(Assignment):
Only lines containing the string "label" belong in the answer; find them in the records and copy them.

(Information supplied):
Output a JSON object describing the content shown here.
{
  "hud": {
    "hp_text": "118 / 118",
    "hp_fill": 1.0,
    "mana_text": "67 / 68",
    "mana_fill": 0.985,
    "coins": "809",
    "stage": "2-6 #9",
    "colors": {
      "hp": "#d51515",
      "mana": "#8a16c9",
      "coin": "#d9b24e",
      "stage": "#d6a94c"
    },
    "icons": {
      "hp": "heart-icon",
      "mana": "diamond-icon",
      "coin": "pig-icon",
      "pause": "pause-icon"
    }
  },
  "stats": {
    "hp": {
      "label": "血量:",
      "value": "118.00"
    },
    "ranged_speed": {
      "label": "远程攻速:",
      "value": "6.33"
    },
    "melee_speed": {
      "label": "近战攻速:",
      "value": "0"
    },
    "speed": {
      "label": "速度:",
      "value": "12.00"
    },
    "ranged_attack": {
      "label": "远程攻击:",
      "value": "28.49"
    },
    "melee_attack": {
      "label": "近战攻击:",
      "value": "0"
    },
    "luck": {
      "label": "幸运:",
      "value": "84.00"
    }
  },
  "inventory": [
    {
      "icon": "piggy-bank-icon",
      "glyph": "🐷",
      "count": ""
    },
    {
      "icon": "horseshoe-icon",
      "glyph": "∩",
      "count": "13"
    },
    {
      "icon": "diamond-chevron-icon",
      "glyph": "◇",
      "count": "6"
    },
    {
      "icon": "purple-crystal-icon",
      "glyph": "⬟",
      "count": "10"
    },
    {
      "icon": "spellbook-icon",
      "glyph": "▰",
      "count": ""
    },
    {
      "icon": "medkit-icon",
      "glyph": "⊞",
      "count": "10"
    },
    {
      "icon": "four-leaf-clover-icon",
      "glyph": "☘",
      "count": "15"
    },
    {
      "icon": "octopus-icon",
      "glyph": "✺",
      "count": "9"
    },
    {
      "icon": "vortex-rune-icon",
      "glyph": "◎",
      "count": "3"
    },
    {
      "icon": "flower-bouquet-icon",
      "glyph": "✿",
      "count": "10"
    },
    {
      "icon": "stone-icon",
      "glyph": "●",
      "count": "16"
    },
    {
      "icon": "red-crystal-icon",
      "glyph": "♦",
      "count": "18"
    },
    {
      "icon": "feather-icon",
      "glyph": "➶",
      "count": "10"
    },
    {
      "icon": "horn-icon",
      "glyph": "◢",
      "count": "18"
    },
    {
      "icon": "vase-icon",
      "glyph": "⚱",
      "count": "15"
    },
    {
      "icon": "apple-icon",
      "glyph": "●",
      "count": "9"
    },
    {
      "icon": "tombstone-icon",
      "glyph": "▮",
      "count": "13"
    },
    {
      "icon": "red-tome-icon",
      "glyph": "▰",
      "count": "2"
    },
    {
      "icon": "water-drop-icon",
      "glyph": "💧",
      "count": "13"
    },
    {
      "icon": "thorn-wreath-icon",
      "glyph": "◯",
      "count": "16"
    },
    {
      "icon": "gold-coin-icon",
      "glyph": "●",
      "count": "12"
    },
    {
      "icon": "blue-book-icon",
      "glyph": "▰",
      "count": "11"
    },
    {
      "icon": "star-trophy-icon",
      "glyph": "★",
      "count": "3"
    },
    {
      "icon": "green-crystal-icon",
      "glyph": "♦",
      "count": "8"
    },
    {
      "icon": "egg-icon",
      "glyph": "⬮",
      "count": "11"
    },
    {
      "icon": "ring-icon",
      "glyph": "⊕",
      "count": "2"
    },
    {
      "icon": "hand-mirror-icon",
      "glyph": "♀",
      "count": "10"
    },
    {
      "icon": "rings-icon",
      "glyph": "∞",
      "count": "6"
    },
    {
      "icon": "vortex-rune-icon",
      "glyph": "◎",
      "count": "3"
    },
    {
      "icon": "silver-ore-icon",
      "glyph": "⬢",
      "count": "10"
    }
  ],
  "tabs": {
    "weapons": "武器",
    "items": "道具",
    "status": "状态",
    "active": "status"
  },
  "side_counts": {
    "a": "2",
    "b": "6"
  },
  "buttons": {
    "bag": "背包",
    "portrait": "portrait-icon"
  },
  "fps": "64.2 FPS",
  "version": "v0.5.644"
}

(Expected answer):
      "label": "血量:",
      "label": "远程攻速:",
      "label": "近战攻速:",
      "label": "速度:",
      "label": "远程攻击:",
      "label": "近战攻击:",
      "label": "幸运:",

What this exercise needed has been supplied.